- The Twins believe Nishioka is a good player, but they understand there might be a bit of a transition period. Not just for the move to MLB, but the move to the United States. They've hired an interpreter for Nishioka, and don't believe the additional Japanese media will be an issue in the clubhouse.
- The three-year, $9MM contract Nishioka signed was "exactly what we pretty much anticipated and were willing to give." They were trying to add speed and athleticism to the lineup, but no one on the free agent market jumped out at them, hence the pursuit of Nishioka.

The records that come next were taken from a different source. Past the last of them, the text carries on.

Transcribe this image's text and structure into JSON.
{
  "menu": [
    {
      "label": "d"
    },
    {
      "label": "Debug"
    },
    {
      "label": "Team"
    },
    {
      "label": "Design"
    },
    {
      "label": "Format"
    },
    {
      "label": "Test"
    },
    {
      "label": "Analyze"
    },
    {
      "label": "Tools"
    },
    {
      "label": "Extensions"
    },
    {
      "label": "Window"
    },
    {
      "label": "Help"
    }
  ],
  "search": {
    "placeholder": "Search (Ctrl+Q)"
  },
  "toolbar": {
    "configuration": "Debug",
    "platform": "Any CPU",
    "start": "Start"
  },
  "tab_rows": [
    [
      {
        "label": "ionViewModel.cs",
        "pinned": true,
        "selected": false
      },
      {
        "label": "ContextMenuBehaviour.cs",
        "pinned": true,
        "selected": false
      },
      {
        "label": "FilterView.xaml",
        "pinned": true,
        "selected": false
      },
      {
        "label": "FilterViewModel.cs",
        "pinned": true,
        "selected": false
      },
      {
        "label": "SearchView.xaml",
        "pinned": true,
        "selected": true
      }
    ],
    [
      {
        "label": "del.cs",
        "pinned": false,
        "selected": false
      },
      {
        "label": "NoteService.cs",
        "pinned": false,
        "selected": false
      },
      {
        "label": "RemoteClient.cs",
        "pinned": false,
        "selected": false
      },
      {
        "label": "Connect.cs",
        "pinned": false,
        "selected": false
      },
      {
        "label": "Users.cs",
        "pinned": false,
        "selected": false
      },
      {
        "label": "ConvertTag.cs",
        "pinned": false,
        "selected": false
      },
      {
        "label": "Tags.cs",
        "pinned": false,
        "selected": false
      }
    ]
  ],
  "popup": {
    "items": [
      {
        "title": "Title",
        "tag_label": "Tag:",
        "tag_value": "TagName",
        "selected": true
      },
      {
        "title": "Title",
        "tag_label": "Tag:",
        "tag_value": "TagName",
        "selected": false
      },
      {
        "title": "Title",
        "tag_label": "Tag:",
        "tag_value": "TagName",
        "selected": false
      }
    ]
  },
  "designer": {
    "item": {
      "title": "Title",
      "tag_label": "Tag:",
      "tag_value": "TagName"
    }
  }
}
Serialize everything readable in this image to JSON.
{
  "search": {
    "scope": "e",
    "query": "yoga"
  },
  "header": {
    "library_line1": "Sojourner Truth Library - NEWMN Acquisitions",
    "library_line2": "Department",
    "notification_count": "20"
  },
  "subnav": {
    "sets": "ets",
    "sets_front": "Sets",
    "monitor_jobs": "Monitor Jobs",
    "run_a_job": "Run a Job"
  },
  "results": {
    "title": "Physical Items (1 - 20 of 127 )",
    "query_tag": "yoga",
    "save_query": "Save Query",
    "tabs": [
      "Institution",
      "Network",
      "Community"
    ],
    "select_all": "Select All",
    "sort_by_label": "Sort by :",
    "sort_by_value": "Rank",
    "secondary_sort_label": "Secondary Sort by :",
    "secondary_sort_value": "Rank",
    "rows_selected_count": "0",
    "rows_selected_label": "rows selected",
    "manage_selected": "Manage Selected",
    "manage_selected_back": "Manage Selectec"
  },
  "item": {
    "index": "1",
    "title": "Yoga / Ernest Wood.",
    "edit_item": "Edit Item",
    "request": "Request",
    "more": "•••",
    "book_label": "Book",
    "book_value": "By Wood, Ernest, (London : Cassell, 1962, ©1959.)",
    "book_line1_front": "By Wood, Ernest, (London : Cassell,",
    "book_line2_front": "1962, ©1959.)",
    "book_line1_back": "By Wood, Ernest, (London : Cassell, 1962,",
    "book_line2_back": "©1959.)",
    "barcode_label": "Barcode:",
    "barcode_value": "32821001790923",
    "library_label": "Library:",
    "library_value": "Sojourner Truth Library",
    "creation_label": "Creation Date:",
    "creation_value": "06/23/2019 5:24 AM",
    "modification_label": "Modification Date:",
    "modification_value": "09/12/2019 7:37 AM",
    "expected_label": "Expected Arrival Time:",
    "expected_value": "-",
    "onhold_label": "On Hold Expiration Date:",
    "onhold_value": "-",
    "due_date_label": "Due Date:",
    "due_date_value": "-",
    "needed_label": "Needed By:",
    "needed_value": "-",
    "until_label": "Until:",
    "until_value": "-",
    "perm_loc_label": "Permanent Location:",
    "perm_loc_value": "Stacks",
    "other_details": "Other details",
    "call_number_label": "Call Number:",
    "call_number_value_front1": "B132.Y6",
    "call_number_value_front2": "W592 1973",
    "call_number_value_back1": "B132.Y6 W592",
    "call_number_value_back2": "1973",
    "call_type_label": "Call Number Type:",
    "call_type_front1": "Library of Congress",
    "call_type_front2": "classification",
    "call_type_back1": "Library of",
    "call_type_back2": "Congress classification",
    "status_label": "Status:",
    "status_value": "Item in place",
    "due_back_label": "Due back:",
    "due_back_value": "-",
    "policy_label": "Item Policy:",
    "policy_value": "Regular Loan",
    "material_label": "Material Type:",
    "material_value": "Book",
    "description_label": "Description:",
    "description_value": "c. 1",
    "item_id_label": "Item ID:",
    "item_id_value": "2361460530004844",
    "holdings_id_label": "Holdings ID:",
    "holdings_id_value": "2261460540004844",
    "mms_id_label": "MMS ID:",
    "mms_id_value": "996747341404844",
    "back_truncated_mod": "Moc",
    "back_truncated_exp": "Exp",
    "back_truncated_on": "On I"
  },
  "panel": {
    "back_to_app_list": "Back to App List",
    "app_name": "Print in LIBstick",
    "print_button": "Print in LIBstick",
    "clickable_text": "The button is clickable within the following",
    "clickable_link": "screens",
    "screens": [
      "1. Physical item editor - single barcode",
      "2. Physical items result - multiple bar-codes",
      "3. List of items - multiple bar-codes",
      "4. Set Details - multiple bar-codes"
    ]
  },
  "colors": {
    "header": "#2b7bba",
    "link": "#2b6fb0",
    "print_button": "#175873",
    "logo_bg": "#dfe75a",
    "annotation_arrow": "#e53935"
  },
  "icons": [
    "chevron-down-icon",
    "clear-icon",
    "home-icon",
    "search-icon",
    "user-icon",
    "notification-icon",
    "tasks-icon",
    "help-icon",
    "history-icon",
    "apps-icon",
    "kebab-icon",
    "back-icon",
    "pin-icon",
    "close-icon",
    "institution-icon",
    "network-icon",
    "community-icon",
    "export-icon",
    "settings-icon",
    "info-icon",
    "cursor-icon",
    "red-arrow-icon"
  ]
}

- Hardy was expected to make $5MM+ in 2011 (he eventually signed for $5.85MM), and the team "just decided that we wanted to put that money into other areas." Carl Pavano, Jim Thome, and most of the bullpen were free agents, so they had to prioritize. "Trying to fit all those guys into a budget was going to be impossible."
- The Twins had conversations with other teams about Hardy, but there were never any real offers. The trade with Baltimore was "by far [their] best opportunity to make a deal." It became apparent that Brendan Harris wasn't a fit anymore, hence his inclusion in the trade.
- Antony says the Twins like Rule 5 Draft pick Scott Diamond in long relief, and Dusty Hughes' success against Minnesota last year played a role in claiming him off waivers.
- Although they would have liked to retain Jesse Crain, Matt Guerrier, Jon Rauch, and Brian Fuentes, the Twins just "couldn't compete" with the multyear offers they were receiving as free agents.
- Thome decided that Minnesota was where he wanted to be after talking with his family, and the money didn't appear to be much of an issue.
- Antony expected Pavano to get two or three years at $10-11MM per season, and he knows the Brewers had some interest in the right-hander. Pavano's agent basically told the Twins he wanted to play there, and he wasn't a guy that was "chasing the last dollar."
- Rumors of Francisco Liriano being available in a trade were just that, rumors. As far as a multiyear deal with the lefty, Antony said there "can be many reasons why you don't consummate a multiyear deal, and sometimes the player doesn't want to, sometimes the club doesn't want to, sometimes you just don't agree on numbers, or whatever. So we're not going to talk about any of our negotiations with that or anything else, but he was a big part of our rotation. We're not talking to anybody right now on Francisco Liriano."
- The team is at the "far reaches" of where they can go with payroll, so they tried to maintain flexibility for 2012 by not doing any multiyears deals this offseason (aside from Pavano).
- "If the right deal arises and we can improve our ballclub, we could look at it from that point of view," said Antony, regarding a potential trade involving one of the team's excess starting pitchers. "I don't think we'd trade away one of our starting pitchers for a middle reliever or something. It would have to be something that would make sense for us. And a trade isn't even the most likely scenario, it's a possible scenario."
Let's take a look at some Twins tidbits..
- The Twins and Carl Pavano are still close to a deal but appear to be in a temporary holding pattern, writes Joe Christensen of the Star Tribune. The sides still have some details to work out but they've agreed to put the talks on hold through Tuesday.
- Tabling the talks with Pavano should allow the Twins to focus on their potential arbitration cases. Matt Capps, Francisco Liriano, Kevin Slowey, Glen Perkins, and Delmon Young are all scheduled to swap figures with the Twins on Tuesday. Christensen points out that the Twins settled all eight of their potential arbitration cases at the eleventh hour last year.
- The Twins made some attempts to retain Jesse Crain but ultimately knew that relievers Brian Fuentes, Matt Guerrier, and Jon Rauch would sign elsewhere, according to Christensen.
- Nick Punto is still on the open market but the Twins don't have any plans to bring the infielder back, writes Sid Hartman of the Star Tribune. Punto, 33, has spent the last seven years with the Twins, hitting .248/.323/.324.